Organized crime has certain characteristics that make it more dangerous than regular crime. Unlike regular crime, it has no single temporal beginning point. Organized crime involves patterns of interactions, corruption, and violence, and it is generally seen as a long-term, instrumental goal. It also has many levels of execution and organization, and often involves many fronts and legitimate associates. This article will explore some of the key characteristics of organised crime.
Generally, organized crime seeks to operate outside of the control of the American public. Thousands of criminals are involved in organized crime and act together in sophisticated structures that operate with more strict laws than legitimate governments. These criminal groups engage in extensive conspiracies to control entire fields of activity and amass huge profits. Their actions are often illegal, but they do not necessarily represent a threat to society.
The emergence of organized crime has impacted many countries, including the United States and Canada. The proximity to the United States has allowed organized crime groups to access a large and relatively easily penetrable market for drugs. In addition, social and cultural similarities have facilitated the migration of organized crime groups northward in Canada during the 1950s and 1960s. It has also affected the evolution of organized crime groups.
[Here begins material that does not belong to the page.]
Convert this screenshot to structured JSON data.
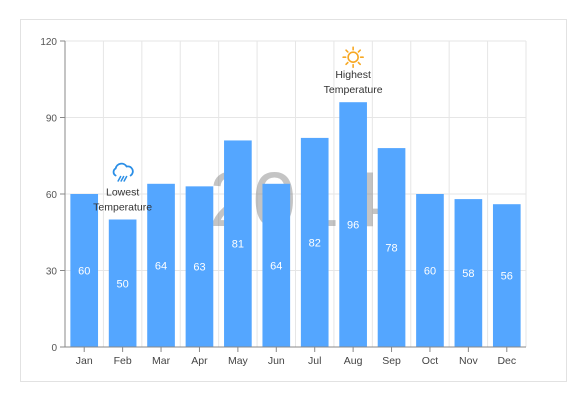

The key structural issue in organized crime is monopolization. Many researchers consider this a central feature. Organized crime tends to control both legitimate and illegal sectors of the economy. As such, it is important to recognize that criminals use market power to gain monopoly over their operations. This is particularly true when it comes to drugs and other goods. However, this strategy often fails to stifle competition and makes the market more profitable.